- **LISTED ENTRIES**
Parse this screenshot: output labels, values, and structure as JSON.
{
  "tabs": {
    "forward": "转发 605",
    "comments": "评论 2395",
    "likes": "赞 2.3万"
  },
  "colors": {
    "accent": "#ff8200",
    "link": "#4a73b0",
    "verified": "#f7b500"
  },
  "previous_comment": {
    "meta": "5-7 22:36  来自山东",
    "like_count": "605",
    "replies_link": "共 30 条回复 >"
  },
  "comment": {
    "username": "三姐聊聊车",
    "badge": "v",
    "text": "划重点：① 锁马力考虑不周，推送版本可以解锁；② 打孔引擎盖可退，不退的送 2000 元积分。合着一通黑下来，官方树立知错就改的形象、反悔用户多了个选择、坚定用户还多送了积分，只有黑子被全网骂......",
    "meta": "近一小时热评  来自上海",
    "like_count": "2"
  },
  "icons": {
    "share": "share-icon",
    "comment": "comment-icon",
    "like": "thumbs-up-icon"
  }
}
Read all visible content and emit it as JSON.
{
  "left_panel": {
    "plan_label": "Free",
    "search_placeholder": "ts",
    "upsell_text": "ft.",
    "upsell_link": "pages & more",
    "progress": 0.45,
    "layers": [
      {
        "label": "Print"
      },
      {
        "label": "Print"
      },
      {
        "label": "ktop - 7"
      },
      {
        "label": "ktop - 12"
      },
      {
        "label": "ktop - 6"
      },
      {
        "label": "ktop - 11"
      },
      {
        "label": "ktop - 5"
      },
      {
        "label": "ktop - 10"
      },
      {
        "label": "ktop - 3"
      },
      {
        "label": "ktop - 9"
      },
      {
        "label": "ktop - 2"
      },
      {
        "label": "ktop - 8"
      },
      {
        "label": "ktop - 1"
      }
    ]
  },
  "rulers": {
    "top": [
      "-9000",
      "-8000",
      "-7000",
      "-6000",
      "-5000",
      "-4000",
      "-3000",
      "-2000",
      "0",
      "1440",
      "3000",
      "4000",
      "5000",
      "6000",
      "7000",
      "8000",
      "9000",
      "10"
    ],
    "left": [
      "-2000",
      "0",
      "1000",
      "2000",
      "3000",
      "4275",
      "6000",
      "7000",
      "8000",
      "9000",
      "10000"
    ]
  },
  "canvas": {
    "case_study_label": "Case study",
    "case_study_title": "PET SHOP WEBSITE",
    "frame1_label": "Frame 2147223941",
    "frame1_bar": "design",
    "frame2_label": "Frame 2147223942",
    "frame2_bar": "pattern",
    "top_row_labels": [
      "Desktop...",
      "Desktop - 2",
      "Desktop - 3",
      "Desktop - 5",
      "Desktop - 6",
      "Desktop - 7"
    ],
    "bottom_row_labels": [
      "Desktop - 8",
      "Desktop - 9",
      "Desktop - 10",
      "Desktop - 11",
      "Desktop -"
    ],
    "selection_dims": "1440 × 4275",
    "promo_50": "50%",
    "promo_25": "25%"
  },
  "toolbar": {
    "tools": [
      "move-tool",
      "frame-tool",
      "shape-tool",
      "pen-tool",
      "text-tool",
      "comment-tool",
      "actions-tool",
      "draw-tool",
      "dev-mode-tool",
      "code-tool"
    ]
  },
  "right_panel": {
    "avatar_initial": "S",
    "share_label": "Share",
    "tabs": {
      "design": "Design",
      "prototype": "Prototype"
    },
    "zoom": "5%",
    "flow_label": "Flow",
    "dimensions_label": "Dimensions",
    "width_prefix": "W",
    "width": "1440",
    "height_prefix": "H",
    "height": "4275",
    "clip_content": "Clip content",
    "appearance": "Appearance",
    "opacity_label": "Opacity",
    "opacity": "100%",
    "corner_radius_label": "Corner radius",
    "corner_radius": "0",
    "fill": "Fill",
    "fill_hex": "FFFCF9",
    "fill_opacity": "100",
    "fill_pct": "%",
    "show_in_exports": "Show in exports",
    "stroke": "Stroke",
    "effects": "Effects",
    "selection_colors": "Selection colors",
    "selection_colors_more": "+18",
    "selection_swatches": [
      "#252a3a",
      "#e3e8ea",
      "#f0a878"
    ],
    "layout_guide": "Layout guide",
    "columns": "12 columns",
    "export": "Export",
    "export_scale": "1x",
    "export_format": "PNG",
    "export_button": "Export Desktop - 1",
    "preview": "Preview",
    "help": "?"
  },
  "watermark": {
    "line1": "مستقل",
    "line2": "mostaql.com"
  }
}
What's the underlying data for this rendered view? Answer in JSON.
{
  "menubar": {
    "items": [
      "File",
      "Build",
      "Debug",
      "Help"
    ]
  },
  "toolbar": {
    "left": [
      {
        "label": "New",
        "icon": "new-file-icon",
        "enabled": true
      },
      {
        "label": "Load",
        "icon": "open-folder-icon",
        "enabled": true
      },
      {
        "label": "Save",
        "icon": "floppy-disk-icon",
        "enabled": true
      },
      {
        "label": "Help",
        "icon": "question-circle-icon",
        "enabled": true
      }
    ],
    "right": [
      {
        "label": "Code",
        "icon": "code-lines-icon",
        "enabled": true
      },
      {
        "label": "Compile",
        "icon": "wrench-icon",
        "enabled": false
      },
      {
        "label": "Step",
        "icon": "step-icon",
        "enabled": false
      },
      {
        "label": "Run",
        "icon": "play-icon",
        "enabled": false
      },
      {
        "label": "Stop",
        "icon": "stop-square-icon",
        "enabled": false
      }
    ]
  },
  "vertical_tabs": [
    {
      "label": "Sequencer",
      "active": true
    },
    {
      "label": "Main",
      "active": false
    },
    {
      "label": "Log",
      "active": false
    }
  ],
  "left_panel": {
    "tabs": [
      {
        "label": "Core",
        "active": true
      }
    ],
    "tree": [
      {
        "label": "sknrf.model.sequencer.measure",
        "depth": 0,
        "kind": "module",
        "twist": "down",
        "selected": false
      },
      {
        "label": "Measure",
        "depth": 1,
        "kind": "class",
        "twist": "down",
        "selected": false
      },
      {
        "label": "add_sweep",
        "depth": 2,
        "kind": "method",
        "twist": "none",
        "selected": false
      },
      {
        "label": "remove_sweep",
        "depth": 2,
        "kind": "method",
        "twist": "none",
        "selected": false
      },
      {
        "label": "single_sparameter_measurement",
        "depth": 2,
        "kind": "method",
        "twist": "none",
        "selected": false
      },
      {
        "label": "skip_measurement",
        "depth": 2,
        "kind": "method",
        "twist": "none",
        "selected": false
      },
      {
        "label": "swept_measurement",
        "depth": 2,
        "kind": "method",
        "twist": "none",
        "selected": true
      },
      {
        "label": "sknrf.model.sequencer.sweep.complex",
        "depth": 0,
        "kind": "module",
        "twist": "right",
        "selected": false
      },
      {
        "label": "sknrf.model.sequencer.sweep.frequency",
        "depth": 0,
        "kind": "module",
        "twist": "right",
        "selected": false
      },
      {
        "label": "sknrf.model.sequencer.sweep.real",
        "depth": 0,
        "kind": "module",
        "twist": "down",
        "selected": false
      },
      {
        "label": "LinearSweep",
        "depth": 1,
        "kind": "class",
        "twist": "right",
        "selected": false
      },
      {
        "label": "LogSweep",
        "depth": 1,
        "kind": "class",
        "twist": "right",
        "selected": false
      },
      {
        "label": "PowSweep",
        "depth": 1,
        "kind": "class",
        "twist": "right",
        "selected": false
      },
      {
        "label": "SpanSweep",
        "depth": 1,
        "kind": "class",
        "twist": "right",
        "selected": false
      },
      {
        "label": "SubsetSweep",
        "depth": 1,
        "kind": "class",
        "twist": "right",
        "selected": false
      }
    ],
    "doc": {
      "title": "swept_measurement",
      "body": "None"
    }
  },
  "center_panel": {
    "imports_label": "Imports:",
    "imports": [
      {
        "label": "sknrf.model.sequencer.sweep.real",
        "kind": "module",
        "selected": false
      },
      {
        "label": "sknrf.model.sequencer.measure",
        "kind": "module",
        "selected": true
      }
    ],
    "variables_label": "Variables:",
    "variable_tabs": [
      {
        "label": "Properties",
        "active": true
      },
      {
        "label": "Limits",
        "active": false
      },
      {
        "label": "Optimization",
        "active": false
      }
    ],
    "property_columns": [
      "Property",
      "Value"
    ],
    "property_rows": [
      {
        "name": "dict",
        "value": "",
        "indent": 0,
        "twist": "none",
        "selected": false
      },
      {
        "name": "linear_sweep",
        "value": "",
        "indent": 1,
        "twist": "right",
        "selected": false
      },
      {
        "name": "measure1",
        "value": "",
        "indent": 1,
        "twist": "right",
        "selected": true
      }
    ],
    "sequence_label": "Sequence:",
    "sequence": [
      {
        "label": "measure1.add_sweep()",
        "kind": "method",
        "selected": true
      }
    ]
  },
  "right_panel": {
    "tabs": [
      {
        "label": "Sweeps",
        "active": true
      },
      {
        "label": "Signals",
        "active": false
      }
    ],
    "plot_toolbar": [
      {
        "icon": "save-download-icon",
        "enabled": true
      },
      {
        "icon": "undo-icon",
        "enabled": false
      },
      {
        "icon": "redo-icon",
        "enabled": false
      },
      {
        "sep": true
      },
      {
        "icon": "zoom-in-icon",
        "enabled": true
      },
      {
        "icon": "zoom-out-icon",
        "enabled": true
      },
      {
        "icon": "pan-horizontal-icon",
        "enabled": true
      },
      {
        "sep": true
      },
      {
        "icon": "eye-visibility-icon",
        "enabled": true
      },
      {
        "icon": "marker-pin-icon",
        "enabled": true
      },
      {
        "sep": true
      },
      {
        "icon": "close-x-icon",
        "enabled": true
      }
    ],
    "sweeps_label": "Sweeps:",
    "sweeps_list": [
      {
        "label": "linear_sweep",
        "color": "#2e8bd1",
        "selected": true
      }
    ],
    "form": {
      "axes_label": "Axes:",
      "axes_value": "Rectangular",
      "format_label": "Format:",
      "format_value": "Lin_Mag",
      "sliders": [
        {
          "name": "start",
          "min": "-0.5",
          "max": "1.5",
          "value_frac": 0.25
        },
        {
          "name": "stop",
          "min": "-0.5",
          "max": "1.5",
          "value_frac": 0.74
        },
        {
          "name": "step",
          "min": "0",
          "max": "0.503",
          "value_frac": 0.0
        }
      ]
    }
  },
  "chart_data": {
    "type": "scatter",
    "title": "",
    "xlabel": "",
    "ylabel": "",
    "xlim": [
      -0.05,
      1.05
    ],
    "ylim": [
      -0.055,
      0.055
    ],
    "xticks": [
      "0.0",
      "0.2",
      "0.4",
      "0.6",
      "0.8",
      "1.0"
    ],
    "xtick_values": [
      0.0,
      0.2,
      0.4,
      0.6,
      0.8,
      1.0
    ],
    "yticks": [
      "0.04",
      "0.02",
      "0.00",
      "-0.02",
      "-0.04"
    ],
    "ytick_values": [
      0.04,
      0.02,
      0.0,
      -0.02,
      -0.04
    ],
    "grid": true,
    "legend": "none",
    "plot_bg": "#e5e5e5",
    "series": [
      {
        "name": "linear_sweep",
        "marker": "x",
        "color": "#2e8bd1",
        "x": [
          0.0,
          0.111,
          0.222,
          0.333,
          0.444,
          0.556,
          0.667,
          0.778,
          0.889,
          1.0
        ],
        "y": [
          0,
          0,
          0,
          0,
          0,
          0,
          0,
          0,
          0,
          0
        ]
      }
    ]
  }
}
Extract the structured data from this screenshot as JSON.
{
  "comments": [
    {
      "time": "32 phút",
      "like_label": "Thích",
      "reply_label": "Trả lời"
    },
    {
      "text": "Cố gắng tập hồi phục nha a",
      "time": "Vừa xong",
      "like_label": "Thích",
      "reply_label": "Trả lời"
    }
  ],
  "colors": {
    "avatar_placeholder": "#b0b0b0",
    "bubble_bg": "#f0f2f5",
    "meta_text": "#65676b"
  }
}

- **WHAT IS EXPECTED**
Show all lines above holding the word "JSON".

- **WRITTEN SOLUTION**
Parse this screenshot: output labels, values, and structure as JSON.
Read all visible content and emit it as JSON.
What's the underlying data for this rendered view? Answer in JSON.
Extract the structured data from this screenshot as JSON.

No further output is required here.